→ **WHAT YOU SHOULD DO**:
Gather all lines from the material that contain the word "kind".

--- --- ---

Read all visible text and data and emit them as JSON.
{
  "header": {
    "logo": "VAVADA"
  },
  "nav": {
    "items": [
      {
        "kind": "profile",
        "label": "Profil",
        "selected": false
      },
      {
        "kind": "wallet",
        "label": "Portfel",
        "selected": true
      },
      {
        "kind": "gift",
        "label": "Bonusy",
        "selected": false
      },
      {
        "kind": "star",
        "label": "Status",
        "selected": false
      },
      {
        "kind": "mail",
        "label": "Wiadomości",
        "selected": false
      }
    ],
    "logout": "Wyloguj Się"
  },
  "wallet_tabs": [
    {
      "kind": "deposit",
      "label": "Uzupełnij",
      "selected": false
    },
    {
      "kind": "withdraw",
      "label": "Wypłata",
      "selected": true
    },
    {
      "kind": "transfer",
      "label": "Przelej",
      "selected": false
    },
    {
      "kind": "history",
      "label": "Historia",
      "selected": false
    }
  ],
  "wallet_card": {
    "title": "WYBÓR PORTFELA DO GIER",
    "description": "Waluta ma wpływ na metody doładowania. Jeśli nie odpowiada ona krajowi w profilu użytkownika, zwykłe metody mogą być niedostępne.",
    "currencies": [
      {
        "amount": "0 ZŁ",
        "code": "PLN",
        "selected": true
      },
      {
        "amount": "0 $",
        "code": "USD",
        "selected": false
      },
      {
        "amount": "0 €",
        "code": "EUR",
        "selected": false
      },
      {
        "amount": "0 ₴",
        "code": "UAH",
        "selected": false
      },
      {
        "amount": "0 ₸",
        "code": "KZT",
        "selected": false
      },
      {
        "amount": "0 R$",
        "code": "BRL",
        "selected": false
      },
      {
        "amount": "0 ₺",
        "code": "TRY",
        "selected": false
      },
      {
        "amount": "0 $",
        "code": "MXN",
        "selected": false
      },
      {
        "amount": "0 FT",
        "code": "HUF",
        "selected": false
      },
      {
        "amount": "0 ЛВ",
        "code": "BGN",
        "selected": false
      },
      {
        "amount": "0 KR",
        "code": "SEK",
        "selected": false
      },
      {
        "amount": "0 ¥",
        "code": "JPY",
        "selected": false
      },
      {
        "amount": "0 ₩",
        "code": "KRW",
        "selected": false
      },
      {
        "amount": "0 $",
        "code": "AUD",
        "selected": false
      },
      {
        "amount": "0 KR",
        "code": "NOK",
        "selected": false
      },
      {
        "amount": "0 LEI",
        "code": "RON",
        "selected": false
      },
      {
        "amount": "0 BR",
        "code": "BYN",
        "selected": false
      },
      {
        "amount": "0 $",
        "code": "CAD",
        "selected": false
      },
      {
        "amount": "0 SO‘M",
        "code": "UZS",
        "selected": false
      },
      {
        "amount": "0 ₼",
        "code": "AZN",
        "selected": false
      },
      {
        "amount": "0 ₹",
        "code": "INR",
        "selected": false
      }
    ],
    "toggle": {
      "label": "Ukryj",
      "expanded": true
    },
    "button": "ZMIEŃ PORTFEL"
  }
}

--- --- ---

→ **ANSWER BOX**:
        "kind": "profile",
        "kind": "wallet",
        "kind": "gift",
        "kind": "star",
        "kind": "mail",
      "kind": "deposit",
      "kind": "withdraw",
      "kind": "transfer",
      "kind": "history",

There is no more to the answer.